WORK TASK » Set down each record exactly. Omit the pictures.

DATA »
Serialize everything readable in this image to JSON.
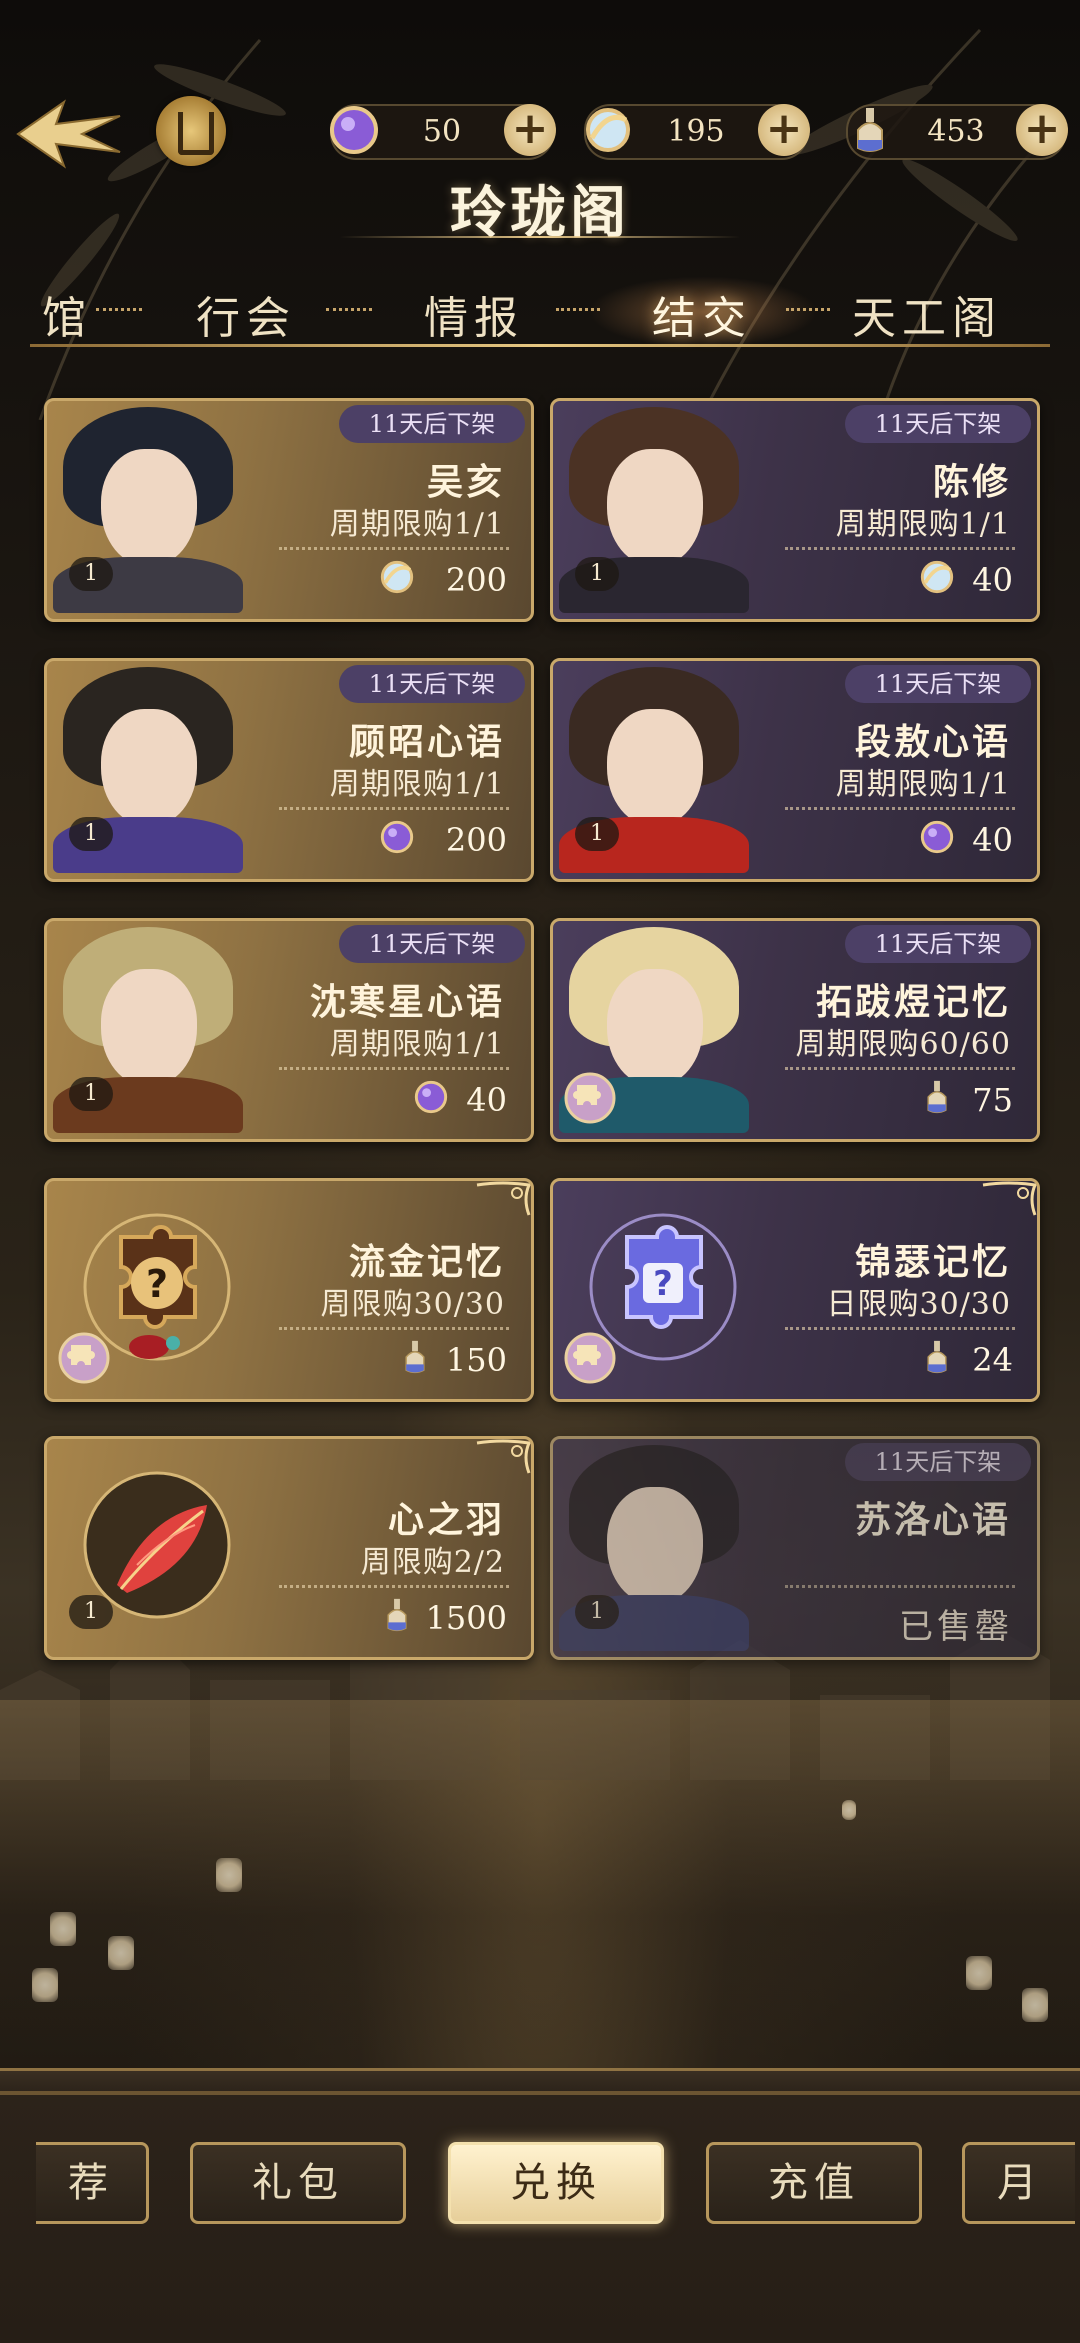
{
  "header": {
    "title": "玲珑阁",
    "currencies": [
      {
        "name": "purple-gem",
        "value": "50"
      },
      {
        "name": "silver-orb",
        "value": "195"
      },
      {
        "name": "bottle",
        "value": "453"
      }
    ]
  },
  "tabs": [
    {
      "label": "馆",
      "active": false
    },
    {
      "label": "行会",
      "active": false
    },
    {
      "label": "情报",
      "active": false
    },
    {
      "label": "结交",
      "active": true
    },
    {
      "label": "天工阁",
      "active": false
    }
  ],
  "items": [
    {
      "name": "吴亥",
      "limit": "周期限购1/1",
      "price": "200",
      "currency": "silver-orb",
      "timer": "11天后下架",
      "count": "1"
    },
    {
      "name": "陈修",
      "limit": "周期限购1/1",
      "price": "40",
      "currency": "silver-orb",
      "timer": "11天后下架",
      "count": "1"
    },
    {
      "name": "顾昭心语",
      "limit": "周期限购1/1",
      "price": "200",
      "currency": "purple-gem",
      "timer": "11天后下架",
      "count": "1"
    },
    {
      "name": "段敖心语",
      "limit": "周期限购1/1",
      "price": "40",
      "currency": "purple-gem",
      "timer": "11天后下架",
      "count": "1"
    },
    {
      "name": "沈寒星心语",
      "limit": "周期限购1/1",
      "price": "40",
      "currency": "purple-gem",
      "timer": "11天后下架",
      "count": "1"
    },
    {
      "name": "拓跋煜记忆",
      "limit": "周期限购60/60",
      "price": "75",
      "currency": "bottle",
      "timer": "11天后下架"
    },
    {
      "name": "流金记忆",
      "limit": "周限购30/30",
      "price": "150",
      "currency": "bottle"
    },
    {
      "name": "锦瑟记忆",
      "limit": "日限购30/30",
      "price": "24",
      "currency": "bottle"
    },
    {
      "name": "心之羽",
      "limit": "周限购2/2",
      "price": "1500",
      "currency": "bottle",
      "count": "1"
    },
    {
      "name": "苏洛心语",
      "timer": "11天后下架",
      "status": "已售罄",
      "count": "1"
    }
  ],
  "bottom_nav": [
    {
      "label": "荐",
      "active": false
    },
    {
      "label": "礼包",
      "active": false
    },
    {
      "label": "兑换",
      "active": true
    },
    {
      "label": "充值",
      "active": false
    },
    {
      "label": "月",
      "active": false
    }
  ]
}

TASK RESPONSE »
Serialize everything readable in this image to JSON.
{
  "header": {
    "title": "玲珑阁",
    "currencies": [
      {
        "name": "purple-gem",
        "value": "50"
      },
      {
        "name": "silver-orb",
        "value": "195"
      },
      {
        "name": "bottle",
        "value": "453"
      }
    ]
  },
  "tabs": [
    {
      "label": "馆",
      "active": false
    },
    {
      "label": "行会",
      "active": false
    },
    {
      "label": "情报",
      "active": false
    },
    {
      "label": "结交",
      "active": true
    },
    {
      "label": "天工阁",
      "active": false
    }
  ],
  "items": [
    {
      "name": "吴亥",
      "limit": "周期限购1/1",
      "price": "200",
      "currency": "silver-orb",
      "timer": "11天后下架",
      "count": "1"
    },
    {
      "name": "陈修",
      "limit": "周期限购1/1",
      "price": "40",
      "currency": "silver-orb",
      "timer": "11天后下架",
      "count": "1"
    },
    {
      "name": "顾昭心语",
      "limit": "周期限购1/1",
      "price": "200",
      "currency": "purple-gem",
      "timer": "11天后下架",
      "count": "1"
    },
    {
      "name": "段敖心语",
      "limit": "周期限购1/1",
      "price": "40",
      "currency": "purple-gem",
      "timer": "11天后下架",
      "count": "1"
    },
    {
      "name": "沈寒星心语",
      "limit": "周期限购1/1",
      "price": "40",
      "currency": "purple-gem",
      "timer": "11天后下架",
      "count": "1"
    },
    {
      "name": "拓跋煜记忆",
      "limit": "周期限购60/60",
      "price": "75",
      "currency": "bottle",
      "timer": "11天后下架"
    },
    {
      "name": "流金记忆",
      "limit": "周限购30/30",
      "price": "150",
      "currency": "bottle"
    },
    {
      "name": "锦瑟记忆",
      "limit": "日限购30/30",
      "price": "24",
      "currency": "bottle"
    },
    {
      "name": "心之羽",
      "limit": "周限购2/2",
      "price": "1500",
      "currency": "bottle",
      "count": "1"
    },
    {
      "name": "苏洛心语",
      "timer": "11天后下架",
      "status": "已售罄",
      "count": "1"
    }
  ],
  "bottom_nav": [
    {
      "label": "荐",
      "active": false
    },
    {
      "label": "礼包",
      "active": false
    },
    {
      "label": "兑换",
      "active": true
    },
    {
      "label": "充值",
      "active": false
    },
    {
      "label": "月",
      "active": false
    }
  ]
}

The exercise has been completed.